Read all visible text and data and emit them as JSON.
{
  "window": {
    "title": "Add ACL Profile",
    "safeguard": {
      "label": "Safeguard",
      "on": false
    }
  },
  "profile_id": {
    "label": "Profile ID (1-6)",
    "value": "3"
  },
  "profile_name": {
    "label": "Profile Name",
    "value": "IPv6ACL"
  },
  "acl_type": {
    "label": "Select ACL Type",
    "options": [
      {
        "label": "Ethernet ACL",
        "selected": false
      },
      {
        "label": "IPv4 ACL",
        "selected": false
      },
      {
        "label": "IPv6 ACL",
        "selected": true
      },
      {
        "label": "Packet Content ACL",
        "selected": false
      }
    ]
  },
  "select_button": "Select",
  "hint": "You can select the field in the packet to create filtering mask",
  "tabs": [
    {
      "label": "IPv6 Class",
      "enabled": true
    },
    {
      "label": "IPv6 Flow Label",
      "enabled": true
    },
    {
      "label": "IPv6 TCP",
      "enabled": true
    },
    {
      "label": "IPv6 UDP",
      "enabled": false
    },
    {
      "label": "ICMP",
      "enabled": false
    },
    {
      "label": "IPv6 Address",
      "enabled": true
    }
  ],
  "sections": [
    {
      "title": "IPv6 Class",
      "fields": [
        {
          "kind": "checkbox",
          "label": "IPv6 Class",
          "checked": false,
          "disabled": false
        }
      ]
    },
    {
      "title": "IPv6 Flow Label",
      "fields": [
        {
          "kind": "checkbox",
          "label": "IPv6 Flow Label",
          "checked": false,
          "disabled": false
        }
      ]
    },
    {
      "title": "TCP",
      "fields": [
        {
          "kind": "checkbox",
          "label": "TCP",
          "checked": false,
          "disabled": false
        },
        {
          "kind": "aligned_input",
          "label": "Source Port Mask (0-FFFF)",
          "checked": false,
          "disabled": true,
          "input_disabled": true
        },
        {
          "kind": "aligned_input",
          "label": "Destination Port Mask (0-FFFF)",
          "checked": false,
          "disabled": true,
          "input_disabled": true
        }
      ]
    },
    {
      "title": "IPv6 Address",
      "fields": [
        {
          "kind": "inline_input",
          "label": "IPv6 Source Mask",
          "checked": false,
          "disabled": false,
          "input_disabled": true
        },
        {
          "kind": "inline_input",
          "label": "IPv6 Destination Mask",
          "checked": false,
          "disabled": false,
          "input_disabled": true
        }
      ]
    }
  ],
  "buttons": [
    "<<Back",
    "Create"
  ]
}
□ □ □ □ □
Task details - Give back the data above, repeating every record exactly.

Exercise output -
Read all visible text and data and emit them as JSON.
{
  "window": {
    "title": "Add ACL Profile",
    "safeguard": {
      "label": "Safeguard",
      "on": false
    }
  },
  "profile_id": {
    "label": "Profile ID (1-6)",
    "value": "3"
  },
  "profile_name": {
    "label": "Profile Name",
    "value": "IPv6ACL"
  },
  "acl_type": {
    "label": "Select ACL Type",
    "options": [
      {
        "label": "Ethernet ACL",
        "selected": false
      },
      {
        "label": "IPv4 ACL",
        "selected": false
      },
      {
        "label": "IPv6 ACL",
        "selected": true
      },
      {
        "label": "Packet Content ACL",
        "selected": false
      }
    ]
  },
  "select_button": "Select",
  "hint": "You can select the field in the packet to create filtering mask",
  "tabs": [
    {
      "label": "IPv6 Class",
      "enabled": true
    },
    {
      "label": "IPv6 Flow Label",
      "enabled": true
    },
    {
      "label": "IPv6 TCP",
      "enabled": true
    },
    {
      "label": "IPv6 UDP",
      "enabled": false
    },
    {
      "label": "ICMP",
      "enabled": false
    },
    {
      "label": "IPv6 Address",
      "enabled": true
    }
  ],
  "sections": [
    {
      "title": "IPv6 Class",
      "fields": [
        {
          "kind": "checkbox",
          "label": "IPv6 Class",
          "checked": false,
          "disabled": false
        }
      ]
    },
    {
      "title": "IPv6 Flow Label",
      "fields": [
        {
          "kind": "checkbox",
          "label": "IPv6 Flow Label",
          "checked": false,
          "disabled": false
        }
      ]
    },
    {
      "title": "TCP",
      "fields": [
        {
          "kind": "checkbox",
          "label": "TCP",
          "checked": false,
          "disabled": false
        },
        {
          "kind": "aligned_input",
          "label": "Source Port Mask (0-FFFF)",
          "checked": false,
          "disabled": true,
          "input_disabled": true
        },
        {
          "kind": "aligned_input",
          "label": "Destination Port Mask (0-FFFF)",
          "checked": false,
          "disabled": true,
          "input_disabled": true
        }
      ]
    },
    {
      "title": "IPv6 Address",
      "fields": [
        {
          "kind": "inline_input",
          "label": "IPv6 Source Mask",
          "checked": false,
          "disabled": false,
          "input_disabled": true
        },
        {
          "kind": "inline_input",
          "label": "IPv6 Destination Mask",
          "checked": false,
          "disabled": false,
          "input_disabled": true
        }
      ]
    }
  ],
  "buttons": [
    "<<Back",
    "Create"
  ]
}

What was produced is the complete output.